[Collected data]
━━━━━━

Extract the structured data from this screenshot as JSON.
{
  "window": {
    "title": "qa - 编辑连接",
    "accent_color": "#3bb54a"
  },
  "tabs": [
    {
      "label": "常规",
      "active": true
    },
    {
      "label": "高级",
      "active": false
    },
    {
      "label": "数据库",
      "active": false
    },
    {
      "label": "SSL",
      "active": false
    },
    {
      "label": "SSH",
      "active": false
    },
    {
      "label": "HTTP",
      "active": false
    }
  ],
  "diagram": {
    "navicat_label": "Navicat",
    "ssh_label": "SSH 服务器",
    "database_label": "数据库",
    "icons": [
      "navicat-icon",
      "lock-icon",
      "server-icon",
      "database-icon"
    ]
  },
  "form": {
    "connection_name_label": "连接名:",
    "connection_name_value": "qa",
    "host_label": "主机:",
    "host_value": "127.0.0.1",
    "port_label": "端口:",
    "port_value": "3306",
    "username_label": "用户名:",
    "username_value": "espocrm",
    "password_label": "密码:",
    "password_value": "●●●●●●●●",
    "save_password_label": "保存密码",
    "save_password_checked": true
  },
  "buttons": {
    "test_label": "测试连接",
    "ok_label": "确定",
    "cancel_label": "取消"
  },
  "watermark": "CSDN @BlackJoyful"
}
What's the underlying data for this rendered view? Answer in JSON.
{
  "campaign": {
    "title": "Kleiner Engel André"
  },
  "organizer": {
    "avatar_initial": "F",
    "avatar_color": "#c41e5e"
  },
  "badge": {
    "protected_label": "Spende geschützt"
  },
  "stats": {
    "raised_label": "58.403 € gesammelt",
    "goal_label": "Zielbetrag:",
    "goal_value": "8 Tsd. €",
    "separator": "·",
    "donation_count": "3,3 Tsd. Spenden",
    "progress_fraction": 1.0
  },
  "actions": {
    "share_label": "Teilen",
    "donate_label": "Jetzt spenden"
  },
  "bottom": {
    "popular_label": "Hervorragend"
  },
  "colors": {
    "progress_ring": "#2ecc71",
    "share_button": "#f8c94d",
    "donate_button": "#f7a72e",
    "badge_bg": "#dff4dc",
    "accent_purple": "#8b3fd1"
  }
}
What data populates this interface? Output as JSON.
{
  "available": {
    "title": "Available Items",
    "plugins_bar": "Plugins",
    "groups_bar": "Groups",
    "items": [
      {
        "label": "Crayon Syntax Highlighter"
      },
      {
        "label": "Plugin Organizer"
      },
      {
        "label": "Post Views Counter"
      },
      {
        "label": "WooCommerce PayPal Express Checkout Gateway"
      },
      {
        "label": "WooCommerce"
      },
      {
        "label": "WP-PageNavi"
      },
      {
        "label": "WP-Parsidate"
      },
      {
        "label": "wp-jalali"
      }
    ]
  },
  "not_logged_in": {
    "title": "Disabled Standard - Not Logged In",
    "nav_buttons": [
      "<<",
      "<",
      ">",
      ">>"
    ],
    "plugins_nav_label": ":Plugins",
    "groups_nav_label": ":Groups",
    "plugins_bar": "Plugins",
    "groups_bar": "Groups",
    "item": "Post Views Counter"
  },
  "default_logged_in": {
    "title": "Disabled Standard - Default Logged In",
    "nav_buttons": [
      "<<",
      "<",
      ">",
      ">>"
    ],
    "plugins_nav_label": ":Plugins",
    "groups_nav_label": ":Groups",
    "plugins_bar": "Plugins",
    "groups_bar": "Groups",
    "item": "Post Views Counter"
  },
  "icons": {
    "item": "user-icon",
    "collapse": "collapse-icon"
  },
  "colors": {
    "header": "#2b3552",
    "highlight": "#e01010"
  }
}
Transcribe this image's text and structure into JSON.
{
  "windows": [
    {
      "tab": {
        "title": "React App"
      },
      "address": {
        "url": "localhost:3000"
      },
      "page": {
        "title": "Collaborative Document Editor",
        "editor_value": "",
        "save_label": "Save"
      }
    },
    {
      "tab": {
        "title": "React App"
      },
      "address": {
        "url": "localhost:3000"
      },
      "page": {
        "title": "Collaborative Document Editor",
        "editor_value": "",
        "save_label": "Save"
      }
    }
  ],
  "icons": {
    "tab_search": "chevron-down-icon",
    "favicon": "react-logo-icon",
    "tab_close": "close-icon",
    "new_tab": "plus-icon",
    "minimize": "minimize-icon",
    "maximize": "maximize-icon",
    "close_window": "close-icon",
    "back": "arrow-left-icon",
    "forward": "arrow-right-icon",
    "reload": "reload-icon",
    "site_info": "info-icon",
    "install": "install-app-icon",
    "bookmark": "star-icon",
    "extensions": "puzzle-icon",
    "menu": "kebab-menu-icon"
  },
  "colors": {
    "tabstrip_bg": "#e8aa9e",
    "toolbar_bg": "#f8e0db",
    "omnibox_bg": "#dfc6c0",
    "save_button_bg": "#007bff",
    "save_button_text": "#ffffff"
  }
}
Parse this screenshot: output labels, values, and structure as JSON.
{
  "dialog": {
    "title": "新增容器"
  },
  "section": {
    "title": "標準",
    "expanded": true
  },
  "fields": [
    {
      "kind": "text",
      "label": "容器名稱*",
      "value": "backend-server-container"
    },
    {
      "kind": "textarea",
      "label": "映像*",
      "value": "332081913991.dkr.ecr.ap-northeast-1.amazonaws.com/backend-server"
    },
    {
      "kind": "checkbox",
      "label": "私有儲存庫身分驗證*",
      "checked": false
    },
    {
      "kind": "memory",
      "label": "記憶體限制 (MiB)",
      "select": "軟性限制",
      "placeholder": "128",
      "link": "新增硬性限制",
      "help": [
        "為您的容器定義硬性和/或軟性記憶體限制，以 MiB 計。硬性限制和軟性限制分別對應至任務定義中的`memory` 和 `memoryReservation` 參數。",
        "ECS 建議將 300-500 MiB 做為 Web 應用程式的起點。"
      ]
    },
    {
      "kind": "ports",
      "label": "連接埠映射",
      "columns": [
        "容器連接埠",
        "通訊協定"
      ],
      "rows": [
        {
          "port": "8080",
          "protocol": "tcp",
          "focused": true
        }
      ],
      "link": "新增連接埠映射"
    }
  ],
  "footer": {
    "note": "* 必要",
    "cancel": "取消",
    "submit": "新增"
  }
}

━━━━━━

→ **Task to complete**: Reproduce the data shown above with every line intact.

→ **Solved exercise**:
Extract the structured data from this screenshot as JSON.
{
  "window": {
    "title": "qa - 编辑连接",
    "accent_color": "#3bb54a"
  },
  "tabs": [
    {
      "label": "常规",
      "active": true
    },
    {
      "label": "高级",
      "active": false
    },
    {
      "label": "数据库",
      "active": false
    },
    {
      "label": "SSL",
      "active": false
    },
    {
      "label": "SSH",
      "active": false
    },
    {
      "label": "HTTP",
      "active": false
    }
  ],
  "diagram": {
    "navicat_label": "Navicat",
    "ssh_label": "SSH 服务器",
    "database_label": "数据库",
    "icons": [
      "navicat-icon",
      "lock-icon",
      "server-icon",
      "database-icon"
    ]
  },
  "form": {
    "connection_name_label": "连接名:",
    "connection_name_value": "qa",
    "host_label": "主机:",
    "host_value": "127.0.0.1",
    "port_label": "端口:",
    "port_value": "3306",
    "username_label": "用户名:",
    "username_value": "espocrm",
    "password_label": "密码:",
    "password_value": "●●●●●●●●",
    "save_password_label": "保存密码",
    "save_password_checked": true
  },
  "buttons": {
    "test_label": "测试连接",
    "ok_label": "确定",
    "cancel_label": "取消"
  },
  "watermark": "CSDN @BlackJoyful"
}
What's the underlying data for this rendered view? Answer in JSON.
{
  "campaign": {
    "title": "Kleiner Engel André"
  },
  "organizer": {
    "avatar_initial": "F",
    "avatar_color": "#c41e5e"
  },
  "badge": {
    "protected_label": "Spende geschützt"
  },
  "stats": {
    "raised_label": "58.403 € gesammelt",
    "goal_label": "Zielbetrag:",
    "goal_value": "8 Tsd. €",
    "separator": "·",
    "donation_count": "3,3 Tsd. Spenden",
    "progress_fraction": 1.0
  },
  "actions": {
    "share_label": "Teilen",
    "donate_label": "Jetzt spenden"
  },
  "bottom": {
    "popular_label": "Hervorragend"
  },
  "colors": {
    "progress_ring": "#2ecc71",
    "share_button": "#f8c94d",
    "donate_button": "#f7a72e",
    "badge_bg": "#dff4dc",
    "accent_purple": "#8b3fd1"
  }
}
What data populates this interface? Output as JSON.
{
  "available": {
    "title": "Available Items",
    "plugins_bar": "Plugins",
    "groups_bar": "Groups",
    "items": [
      {
        "label": "Crayon Syntax Highlighter"
      },
      {
        "label": "Plugin Organizer"
      },
      {
        "label": "Post Views Counter"
      },
      {
        "label": "WooCommerce PayPal Express Checkout Gateway"
      },
      {
        "label": "WooCommerce"
      },
      {
        "label": "WP-PageNavi"
      },
      {
        "label": "WP-Parsidate"
      },
      {
        "label": "wp-jalali"
      }
    ]
  },
  "not_logged_in": {
    "title": "Disabled Standard - Not Logged In",
    "nav_buttons": [
      "<<",
      "<",
      ">",
      ">>"
    ],
    "plugins_nav_label": ":Plugins",
    "groups_nav_label": ":Groups",
    "plugins_bar": "Plugins",
    "groups_bar": "Groups",
    "item": "Post Views Counter"
  },
  "default_logged_in": {
    "title": "Disabled Standard - Default Logged In",
    "nav_buttons": [
      "<<",
      "<",
      ">",
      ">>"
    ],
    "plugins_nav_label": ":Plugins",
    "groups_nav_label": ":Groups",
    "plugins_bar": "Plugins",
    "groups_bar": "Groups",
    "item": "Post Views Counter"
  },
  "icons": {
    "item": "user-icon",
    "collapse": "collapse-icon"
  },
  "colors": {
    "header": "#2b3552",
    "highlight": "#e01010"
  }
}
Transcribe this image's text and structure into JSON.
{
  "windows": [
    {
      "tab": {
        "title": "React App"
      },
      "address": {
        "url": "localhost:3000"
      },
      "page": {
        "title": "Collaborative Document Editor",
        "editor_value": "",
        "save_label": "Save"
      }
    },
    {
      "tab": {
        "title": "React App"
      },
      "address": {
        "url": "localhost:3000"
      },
      "page": {
        "title": "Collaborative Document Editor",
        "editor_value": "",
        "save_label": "Save"
      }
    }
  ],
  "icons": {
    "tab_search": "chevron-down-icon",
    "favicon": "react-logo-icon",
    "tab_close": "close-icon",
    "new_tab": "plus-icon",
    "minimize": "minimize-icon",
    "maximize": "maximize-icon",
    "close_window": "close-icon",
    "back": "arrow-left-icon",
    "forward": "arrow-right-icon",
    "reload": "reload-icon",
    "site_info": "info-icon",
    "install": "install-app-icon",
    "bookmark": "star-icon",
    "extensions": "puzzle-icon",
    "menu": "kebab-menu-icon"
  },
  "colors": {
    "tabstrip_bg": "#e8aa9e",
    "toolbar_bg": "#f8e0db",
    "omnibox_bg": "#dfc6c0",
    "save_button_bg": "#007bff",
    "save_button_text": "#ffffff"
  }
}
Parse this screenshot: output labels, values, and structure as JSON.
{
  "dialog": {
    "title": "新增容器"
  },
  "section": {
    "title": "標準",
    "expanded": true
  },
  "fields": [
    {
      "kind": "text",
      "label": "容器名稱*",
      "value": "backend-server-container"
    },
    {
      "kind": "textarea",
      "label": "映像*",
      "value": "332081913991.dkr.ecr.ap-northeast-1.amazonaws.com/backend-server"
    },
    {
      "kind": "checkbox",
      "label": "私有儲存庫身分驗證*",
      "checked": false
    },
    {
      "kind": "memory",
      "label": "記憶體限制 (MiB)",
      "select": "軟性限制",
      "placeholder": "128",
      "link": "新增硬性限制",
      "help": [
        "為您的容器定義硬性和/或軟性記憶體限制，以 MiB 計。硬性限制和軟性限制分別對應至任務定義中的`memory` 和 `memoryReservation` 參數。",
        "ECS 建議將 300-500 MiB 做為 Web 應用程式的起點。"
      ]
    },
    {
      "kind": "ports",
      "label": "連接埠映射",
      "columns": [
        "容器連接埠",
        "通訊協定"
      ],
      "rows": [
        {
          "port": "8080",
          "protocol": "tcp",
          "focused": true
        }
      ],
      "link": "新增連接埠映射"
    }
  ],
  "footer": {
    "note": "* 必要",
    "cancel": "取消",
    "submit": "新增"
  }
}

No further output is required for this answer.